Heat oil in the skillet to medium-high. While it is warming up, dunk each shrimp (peeled and deveined) in the egg mixture, then coat it generously with the flour. Place each on a plate when finished prepping. When you can flick a few drops of water on the oil and hear it crackle nice and loud, you are ready to fry the shrimp. Take care not to splash the oil and burn yourself! They will cook in 4-5 minutes -- when the breading is golden brown, remove and place on a plate atop a paper towel to soak the excess oil. Pull the towel over them and turn your attention to the crab cakes.
Many recipes indicate chilling crab cakes for 2+ hours prior to frying. I find this to depend upon the ingredients. In this case, 30 minutes will be fine (if you chill them longer, it will be fine too). When ready, remove them from the fridge and dredge them in a little more panko. Then, place them in the oil (which should still be hot from cooking the shrimp). They will cook in roughly 5-7 minutes, depending how thick they are. Flip them about 1/2 way through, keeping an eye on the doneness of each side. When the exterior is browned (but not burned), you are ready to remove them from the oil and pat them with a paper towel.
If you are dressing the entree up for guests, etc., garnish the top of the cake with a fresh tomato slice (or two), and sprinkle with freshly chopped flat-leaf parsley. Place a dollop of the yogurt sauce in each corn tortilla, then add the shrimp and top with shredded Mexican melting cheese and fresh arugula.
Plate and enjoy.

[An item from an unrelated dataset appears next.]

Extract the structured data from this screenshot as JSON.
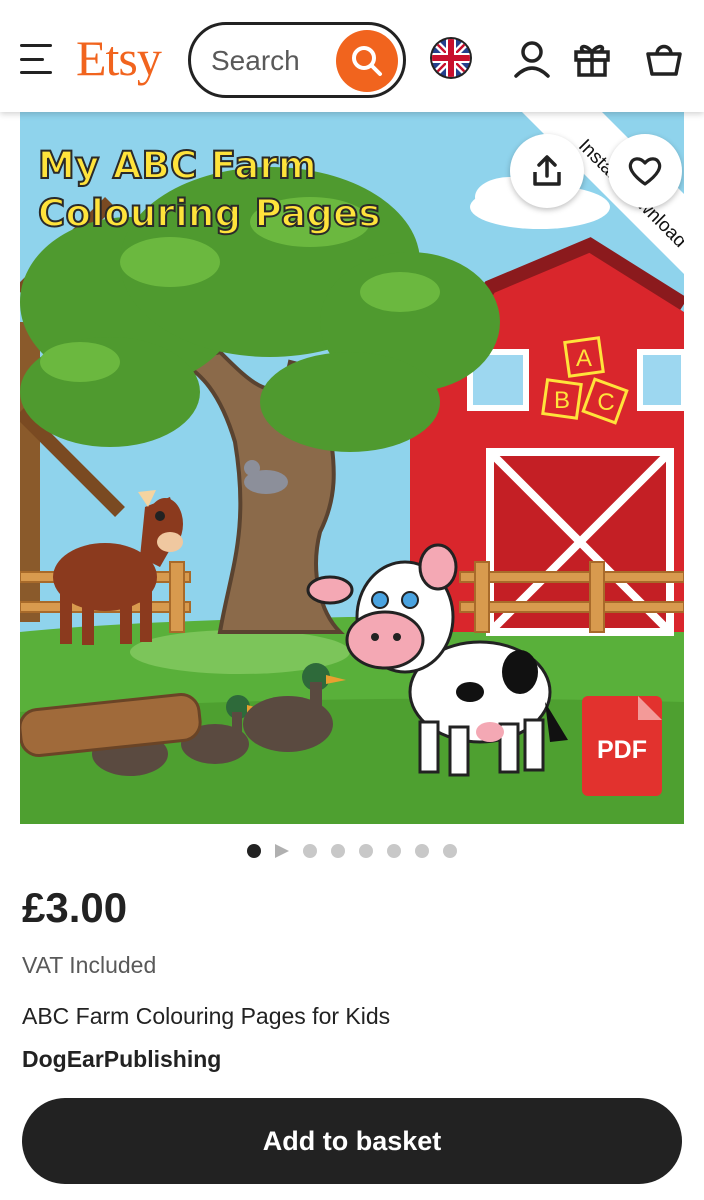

The sauce is also nice on the crab cakes.
Tonight's music: Off The Wall by Michael Jackson, Katy Lied by Steely Dan
Technology Tip: I may have mentioned it before, but if you haven't tried it, browse to www.cooliris.com and download the free browser plug-in (Win or Mac). What it does is transform your browser into a dynamic, animated interface with which to browse photo and video content on a site (you can turn it off or on by clicking a button). You can surf most anywhere with it, and even shop with it. It is not dissimilar from Apple's touch screen interfaces; and further, if you frequently give presentations involving sites like Flickr, YouTube or the like, Cooliris can put a very engaging sheen on the visual component of your delivery.